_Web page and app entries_
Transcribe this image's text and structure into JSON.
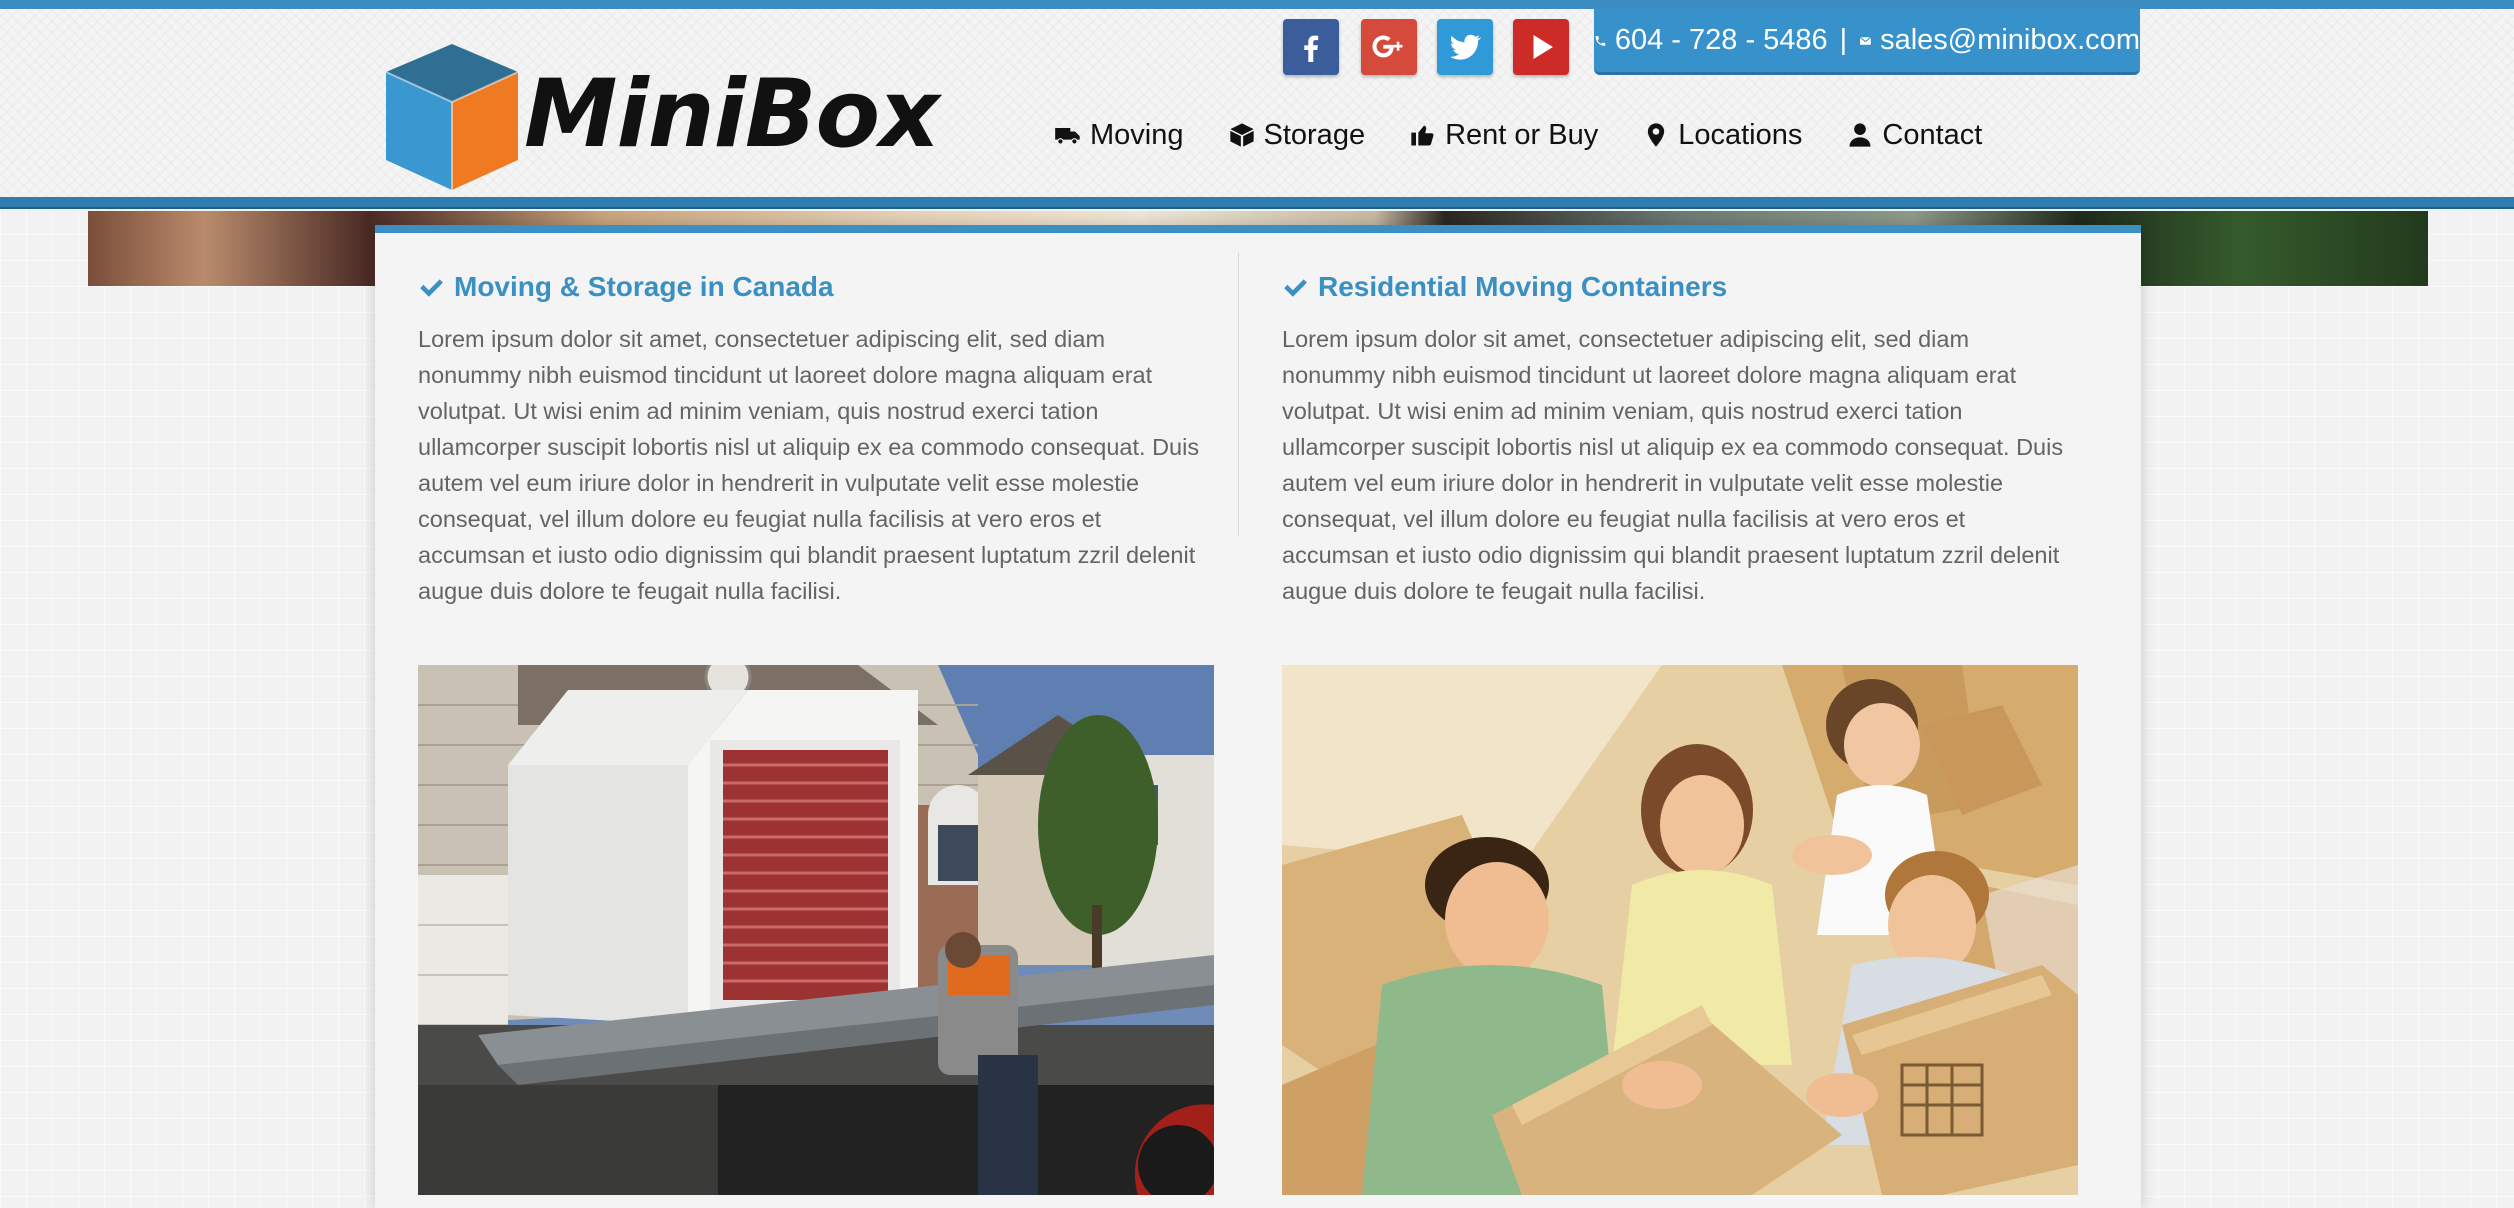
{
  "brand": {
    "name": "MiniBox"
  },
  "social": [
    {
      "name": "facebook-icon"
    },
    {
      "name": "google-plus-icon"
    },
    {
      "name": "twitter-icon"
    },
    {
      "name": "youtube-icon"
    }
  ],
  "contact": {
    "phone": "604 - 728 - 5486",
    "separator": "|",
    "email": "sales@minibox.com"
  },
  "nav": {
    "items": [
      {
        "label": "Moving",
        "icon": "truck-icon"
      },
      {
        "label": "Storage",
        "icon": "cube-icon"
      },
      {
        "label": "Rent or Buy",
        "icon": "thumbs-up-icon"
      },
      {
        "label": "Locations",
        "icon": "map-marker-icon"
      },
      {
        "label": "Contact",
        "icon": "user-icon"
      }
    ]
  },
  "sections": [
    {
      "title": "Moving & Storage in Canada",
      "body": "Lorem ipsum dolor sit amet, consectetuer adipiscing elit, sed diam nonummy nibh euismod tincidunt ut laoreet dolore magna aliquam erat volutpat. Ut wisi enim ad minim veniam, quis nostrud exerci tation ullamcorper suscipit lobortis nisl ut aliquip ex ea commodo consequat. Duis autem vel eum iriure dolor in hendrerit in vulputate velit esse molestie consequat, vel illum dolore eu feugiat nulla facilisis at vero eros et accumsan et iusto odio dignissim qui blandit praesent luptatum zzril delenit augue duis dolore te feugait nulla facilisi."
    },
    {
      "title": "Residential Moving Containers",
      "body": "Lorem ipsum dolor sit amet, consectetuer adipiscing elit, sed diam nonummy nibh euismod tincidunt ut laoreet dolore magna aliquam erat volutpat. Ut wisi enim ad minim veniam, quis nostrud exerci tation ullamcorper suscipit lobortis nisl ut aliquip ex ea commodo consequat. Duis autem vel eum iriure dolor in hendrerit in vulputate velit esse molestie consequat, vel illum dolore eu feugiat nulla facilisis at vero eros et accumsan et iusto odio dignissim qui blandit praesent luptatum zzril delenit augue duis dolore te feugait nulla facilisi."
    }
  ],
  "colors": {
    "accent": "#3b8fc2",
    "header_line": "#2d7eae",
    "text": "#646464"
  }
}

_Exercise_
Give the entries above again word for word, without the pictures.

_Expected output_
Transcribe this image's text and structure into JSON.
{
  "brand": {
    "name": "MiniBox"
  },
  "social": [
    {
      "name": "facebook-icon"
    },
    {
      "name": "google-plus-icon"
    },
    {
      "name": "twitter-icon"
    },
    {
      "name": "youtube-icon"
    }
  ],
  "contact": {
    "phone": "604 - 728 - 5486",
    "separator": "|",
    "email": "sales@minibox.com"
  },
  "nav": {
    "items": [
      {
        "label": "Moving",
        "icon": "truck-icon"
      },
      {
        "label": "Storage",
        "icon": "cube-icon"
      },
      {
        "label": "Rent or Buy",
        "icon": "thumbs-up-icon"
      },
      {
        "label": "Locations",
        "icon": "map-marker-icon"
      },
      {
        "label": "Contact",
        "icon": "user-icon"
      }
    ]
  },
  "sections": [
    {
      "title": "Moving & Storage in Canada",
      "body": "Lorem ipsum dolor sit amet, consectetuer adipiscing elit, sed diam nonummy nibh euismod tincidunt ut laoreet dolore magna aliquam erat volutpat. Ut wisi enim ad minim veniam, quis nostrud exerci tation ullamcorper suscipit lobortis nisl ut aliquip ex ea commodo consequat. Duis autem vel eum iriure dolor in hendrerit in vulputate velit esse molestie consequat, vel illum dolore eu feugiat nulla facilisis at vero eros et accumsan et iusto odio dignissim qui blandit praesent luptatum zzril delenit augue duis dolore te feugait nulla facilisi."
    },
    {
      "title": "Residential Moving Containers",
      "body": "Lorem ipsum dolor sit amet, consectetuer adipiscing elit, sed diam nonummy nibh euismod tincidunt ut laoreet dolore magna aliquam erat volutpat. Ut wisi enim ad minim veniam, quis nostrud exerci tation ullamcorper suscipit lobortis nisl ut aliquip ex ea commodo consequat. Duis autem vel eum iriure dolor in hendrerit in vulputate velit esse molestie consequat, vel illum dolore eu feugiat nulla facilisis at vero eros et accumsan et iusto odio dignissim qui blandit praesent luptatum zzril delenit augue duis dolore te feugait nulla facilisi."
    }
  ],
  "colors": {
    "accent": "#3b8fc2",
    "header_line": "#2d7eae",
    "text": "#646464"
  }
}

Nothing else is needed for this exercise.